“…but that’s not what ships were made for.”
I recently sat in on a meeting with a company at a crossroads.
The two founders had been friends since high school and, usually, they agreed right out of the gate on most things – or, at least, the things that really mattered. As for the rest, they worked to find consensus.
This time was different.
One partner, we’ll call him “Ken,” wanted the company to stay roughly at status quo. It provided a good living for the owners – more than good – and he wanted to keep it that way.
Ken didn’t care about making his mark. He just wanted to enjoy life, pay for his sons’ college and retire early, healthy and well.
The second partner, “Sally,” saw regional, if not national, growth potential.
To achieve that, Sally recognized that she and Ken would have to work harder and take out less for a five-year period before the investment paid off. But once it did, they could really make their mark. “Sure,” she thought, “a ship in the harbor is safe, but that’s not what ships were made for.”
Ken and Sally’s case is hardly unique. When they launched the company, they were of one mind when it came to setting strategic direction. They applied a singular work ethic and the company grew. Now, they were at a critical crossroads.
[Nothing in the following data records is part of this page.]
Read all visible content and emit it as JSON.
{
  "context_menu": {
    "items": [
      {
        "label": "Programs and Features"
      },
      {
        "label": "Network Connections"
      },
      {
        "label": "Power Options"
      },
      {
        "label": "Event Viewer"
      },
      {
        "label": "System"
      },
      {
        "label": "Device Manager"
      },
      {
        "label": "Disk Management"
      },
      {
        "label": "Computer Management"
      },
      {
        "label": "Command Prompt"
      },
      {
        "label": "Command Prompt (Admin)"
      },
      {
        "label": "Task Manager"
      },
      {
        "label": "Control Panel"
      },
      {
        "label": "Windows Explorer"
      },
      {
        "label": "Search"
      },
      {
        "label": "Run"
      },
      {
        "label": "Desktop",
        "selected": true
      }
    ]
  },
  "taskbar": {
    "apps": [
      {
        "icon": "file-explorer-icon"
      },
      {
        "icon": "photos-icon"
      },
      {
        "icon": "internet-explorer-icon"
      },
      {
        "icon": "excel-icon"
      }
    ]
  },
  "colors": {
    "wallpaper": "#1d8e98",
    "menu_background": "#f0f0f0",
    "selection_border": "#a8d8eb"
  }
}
After extensive discussion – a conversation which continues to this day – Ken and Sally decided to explore two possibilities:
- Sally buys the company from Ken over time with an eye toward Ken becoming an employee. Ken would retain his Executive VP title, but Sally would end up as sole owner.
- Sally and Ken convert the current business into the local subsidiary. Sally would take sole ownership of a newly formed holding company, trading on the goodwill and branding of the current business, and pursue her goal of expansion.
Each path is strewn with its own complexities. The devil, as they say, is in the details. But Sally and Ken have taken the first most important, and most difficult, steps:
- They realized not only that their interests had diverged, but also that reasonable people can disagree.
- They also realized that the business would wither and likely die if either of them felt badgered to accept the dream of the other.
- They agreed to take intentional action, rather than avoiding the hard work that comes with reconciling conflicting desires and charting out a growth plan.
Too often, business owners don’t take charge of:
- Defining what growth and success mean for themselves and their company.
- Determining their personal end game and the ultimate goal for the company.
- Setting a plan for getting there.
The bottom line is that the only thing that grows solely for growth’s sake is cancer. Everything else requires a strategy.